# RECORDS FOR THIS EXERCISE
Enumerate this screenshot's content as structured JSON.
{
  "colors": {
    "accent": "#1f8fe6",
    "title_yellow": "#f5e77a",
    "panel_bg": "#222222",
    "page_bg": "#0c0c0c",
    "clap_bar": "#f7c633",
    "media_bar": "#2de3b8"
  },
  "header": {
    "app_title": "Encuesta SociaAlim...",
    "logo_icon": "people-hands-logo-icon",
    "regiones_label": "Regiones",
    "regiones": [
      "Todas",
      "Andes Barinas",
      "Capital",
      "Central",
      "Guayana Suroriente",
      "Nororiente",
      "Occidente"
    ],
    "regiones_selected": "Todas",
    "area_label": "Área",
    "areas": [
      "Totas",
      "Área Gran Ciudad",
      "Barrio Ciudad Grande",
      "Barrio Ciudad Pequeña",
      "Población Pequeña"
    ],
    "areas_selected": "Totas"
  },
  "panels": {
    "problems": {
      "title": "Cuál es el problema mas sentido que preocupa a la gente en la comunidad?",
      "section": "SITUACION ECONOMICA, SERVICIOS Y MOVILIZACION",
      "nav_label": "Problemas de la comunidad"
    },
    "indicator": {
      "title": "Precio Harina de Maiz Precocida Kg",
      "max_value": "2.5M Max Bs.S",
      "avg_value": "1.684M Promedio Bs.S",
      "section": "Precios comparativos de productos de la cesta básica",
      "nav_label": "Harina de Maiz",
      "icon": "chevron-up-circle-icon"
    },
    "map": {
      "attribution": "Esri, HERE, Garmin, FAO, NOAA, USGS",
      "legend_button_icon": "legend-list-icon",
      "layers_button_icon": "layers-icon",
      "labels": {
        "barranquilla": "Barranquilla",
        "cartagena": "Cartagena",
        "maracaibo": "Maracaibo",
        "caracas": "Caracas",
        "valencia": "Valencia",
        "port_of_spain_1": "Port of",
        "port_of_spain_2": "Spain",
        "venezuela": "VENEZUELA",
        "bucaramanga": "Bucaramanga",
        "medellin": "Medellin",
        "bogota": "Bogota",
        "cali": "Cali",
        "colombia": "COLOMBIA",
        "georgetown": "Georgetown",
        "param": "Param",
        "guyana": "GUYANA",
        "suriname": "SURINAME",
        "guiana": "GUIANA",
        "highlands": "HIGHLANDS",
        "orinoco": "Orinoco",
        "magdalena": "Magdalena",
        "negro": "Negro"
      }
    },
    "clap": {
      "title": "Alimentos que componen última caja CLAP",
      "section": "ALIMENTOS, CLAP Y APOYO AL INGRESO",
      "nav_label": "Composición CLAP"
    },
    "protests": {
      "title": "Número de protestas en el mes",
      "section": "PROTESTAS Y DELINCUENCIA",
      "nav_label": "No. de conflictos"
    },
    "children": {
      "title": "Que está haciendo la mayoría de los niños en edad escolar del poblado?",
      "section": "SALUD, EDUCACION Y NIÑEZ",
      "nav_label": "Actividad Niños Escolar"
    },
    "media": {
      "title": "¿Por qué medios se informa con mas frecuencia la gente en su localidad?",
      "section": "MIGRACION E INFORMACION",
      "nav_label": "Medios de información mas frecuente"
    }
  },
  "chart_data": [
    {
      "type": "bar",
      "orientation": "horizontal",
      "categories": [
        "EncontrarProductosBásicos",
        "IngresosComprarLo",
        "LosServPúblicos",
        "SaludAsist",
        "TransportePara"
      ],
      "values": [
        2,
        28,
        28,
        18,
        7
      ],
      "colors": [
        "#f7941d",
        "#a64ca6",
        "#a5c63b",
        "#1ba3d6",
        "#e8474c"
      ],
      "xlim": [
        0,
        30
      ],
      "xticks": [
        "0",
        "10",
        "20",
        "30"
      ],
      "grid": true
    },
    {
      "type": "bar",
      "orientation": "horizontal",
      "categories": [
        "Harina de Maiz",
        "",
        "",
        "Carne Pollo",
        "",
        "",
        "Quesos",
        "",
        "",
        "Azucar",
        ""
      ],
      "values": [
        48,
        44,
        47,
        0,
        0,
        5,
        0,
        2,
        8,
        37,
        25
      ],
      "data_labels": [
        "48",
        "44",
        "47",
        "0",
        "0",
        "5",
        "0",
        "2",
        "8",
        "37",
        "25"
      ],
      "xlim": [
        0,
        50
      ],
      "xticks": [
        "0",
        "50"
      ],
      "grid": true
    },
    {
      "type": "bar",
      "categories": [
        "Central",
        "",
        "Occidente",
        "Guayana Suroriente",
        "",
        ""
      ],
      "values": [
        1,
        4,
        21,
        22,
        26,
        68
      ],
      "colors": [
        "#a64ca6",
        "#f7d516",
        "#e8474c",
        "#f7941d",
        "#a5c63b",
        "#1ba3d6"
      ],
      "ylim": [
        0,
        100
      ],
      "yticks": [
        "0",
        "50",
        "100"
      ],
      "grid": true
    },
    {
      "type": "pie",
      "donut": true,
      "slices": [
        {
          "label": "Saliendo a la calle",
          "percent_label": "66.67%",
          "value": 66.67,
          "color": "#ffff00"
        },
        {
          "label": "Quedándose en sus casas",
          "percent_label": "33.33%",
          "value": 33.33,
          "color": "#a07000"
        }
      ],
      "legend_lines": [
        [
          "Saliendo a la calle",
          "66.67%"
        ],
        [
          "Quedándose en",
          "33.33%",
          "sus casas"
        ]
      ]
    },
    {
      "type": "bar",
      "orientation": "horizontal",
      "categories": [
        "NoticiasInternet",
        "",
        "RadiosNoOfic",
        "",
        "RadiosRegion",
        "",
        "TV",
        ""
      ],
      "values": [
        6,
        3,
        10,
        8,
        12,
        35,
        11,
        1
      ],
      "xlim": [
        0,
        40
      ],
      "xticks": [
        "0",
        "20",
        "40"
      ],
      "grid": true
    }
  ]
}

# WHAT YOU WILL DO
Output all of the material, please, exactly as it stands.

# REPLY TO THE EXERCISE
Enumerate this screenshot's content as structured JSON.
{
  "colors": {
    "accent": "#1f8fe6",
    "title_yellow": "#f5e77a",
    "panel_bg": "#222222",
    "page_bg": "#0c0c0c",
    "clap_bar": "#f7c633",
    "media_bar": "#2de3b8"
  },
  "header": {
    "app_title": "Encuesta SociaAlim...",
    "logo_icon": "people-hands-logo-icon",
    "regiones_label": "Regiones",
    "regiones": [
      "Todas",
      "Andes Barinas",
      "Capital",
      "Central",
      "Guayana Suroriente",
      "Nororiente",
      "Occidente"
    ],
    "regiones_selected": "Todas",
    "area_label": "Área",
    "areas": [
      "Totas",
      "Área Gran Ciudad",
      "Barrio Ciudad Grande",
      "Barrio Ciudad Pequeña",
      "Población Pequeña"
    ],
    "areas_selected": "Totas"
  },
  "panels": {
    "problems": {
      "title": "Cuál es el problema mas sentido que preocupa a la gente en la comunidad?",
      "section": "SITUACION ECONOMICA, SERVICIOS Y MOVILIZACION",
      "nav_label": "Problemas de la comunidad"
    },
    "indicator": {
      "title": "Precio Harina de Maiz Precocida Kg",
      "max_value": "2.5M Max Bs.S",
      "avg_value": "1.684M Promedio Bs.S",
      "section": "Precios comparativos de productos de la cesta básica",
      "nav_label": "Harina de Maiz",
      "icon": "chevron-up-circle-icon"
    },
    "map": {
      "attribution": "Esri, HERE, Garmin, FAO, NOAA, USGS",
      "legend_button_icon": "legend-list-icon",
      "layers_button_icon": "layers-icon",
      "labels": {
        "barranquilla": "Barranquilla",
        "cartagena": "Cartagena",
        "maracaibo": "Maracaibo",
        "caracas": "Caracas",
        "valencia": "Valencia",
        "port_of_spain_1": "Port of",
        "port_of_spain_2": "Spain",
        "venezuela": "VENEZUELA",
        "bucaramanga": "Bucaramanga",
        "medellin": "Medellin",
        "bogota": "Bogota",
        "cali": "Cali",
        "colombia": "COLOMBIA",
        "georgetown": "Georgetown",
        "param": "Param",
        "guyana": "GUYANA",
        "suriname": "SURINAME",
        "guiana": "GUIANA",
        "highlands": "HIGHLANDS",
        "orinoco": "Orinoco",
        "magdalena": "Magdalena",
        "negro": "Negro"
      }
    },
    "clap": {
      "title": "Alimentos que componen última caja CLAP",
      "section": "ALIMENTOS, CLAP Y APOYO AL INGRESO",
      "nav_label": "Composición CLAP"
    },
    "protests": {
      "title": "Número de protestas en el mes",
      "section": "PROTESTAS Y DELINCUENCIA",
      "nav_label": "No. de conflictos"
    },
    "children": {
      "title": "Que está haciendo la mayoría de los niños en edad escolar del poblado?",
      "section": "SALUD, EDUCACION Y NIÑEZ",
      "nav_label": "Actividad Niños Escolar"
    },
    "media": {
      "title": "¿Por qué medios se informa con mas frecuencia la gente en su localidad?",
      "section": "MIGRACION E INFORMACION",
      "nav_label": "Medios de información mas frecuente"
    }
  },
  "chart_data": [
    {
      "type": "bar",
      "orientation": "horizontal",
      "categories": [
        "EncontrarProductosBásicos",
        "IngresosComprarLo",
        "LosServPúblicos",
        "SaludAsist",
        "TransportePara"
      ],
      "values": [
        2,
        28,
        28,
        18,
        7
      ],
      "colors": [
        "#f7941d",
        "#a64ca6",
        "#a5c63b",
        "#1ba3d6",
        "#e8474c"
      ],
      "xlim": [
        0,
        30
      ],
      "xticks": [
        "0",
        "10",
        "20",
        "30"
      ],
      "grid": true
    },
    {
      "type": "bar",
      "orientation": "horizontal",
      "categories": [
        "Harina de Maiz",
        "",
        "",
        "Carne Pollo",
        "",
        "",
        "Quesos",
        "",
        "",
        "Azucar",
        ""
      ],
      "values": [
        48,
        44,
        47,
        0,
        0,
        5,
        0,
        2,
        8,
        37,
        25
      ],
      "data_labels": [
        "48",
        "44",
        "47",
        "0",
        "0",
        "5",
        "0",
        "2",
        "8",
        "37",
        "25"
      ],
      "xlim": [
        0,
        50
      ],
      "xticks": [
        "0",
        "50"
      ],
      "grid": true
    },
    {
      "type": "bar",
      "categories": [
        "Central",
        "",
        "Occidente",
        "Guayana Suroriente",
        "",
        ""
      ],
      "values": [
        1,
        4,
        21,
        22,
        26,
        68
      ],
      "colors": [
        "#a64ca6",
        "#f7d516",
        "#e8474c",
        "#f7941d",
        "#a5c63b",
        "#1ba3d6"
      ],
      "ylim": [
        0,
        100
      ],
      "yticks": [
        "0",
        "50",
        "100"
      ],
      "grid": true
    },
    {
      "type": "pie",
      "donut": true,
      "slices": [
        {
          "label": "Saliendo a la calle",
          "percent_label": "66.67%",
          "value": 66.67,
          "color": "#ffff00"
        },
        {
          "label": "Quedándose en sus casas",
          "percent_label": "33.33%",
          "value": 33.33,
          "color": "#a07000"
        }
      ],
      "legend_lines": [
        [
          "Saliendo a la calle",
          "66.67%"
        ],
        [
          "Quedándose en",
          "33.33%",
          "sus casas"
        ]
      ]
    },
    {
      "type": "bar",
      "orientation": "horizontal",
      "categories": [
        "NoticiasInternet",
        "",
        "RadiosNoOfic",
        "",
        "RadiosRegion",
        "",
        "TV",
        ""
      ],
      "values": [
        6,
        3,
        10,
        8,
        12,
        35,
        11,
        1
      ],
      "xlim": [
        0,
        40
      ],
      "xticks": [
        "0",
        "20",
        "40"
      ],
      "grid": true
    }
  ]
}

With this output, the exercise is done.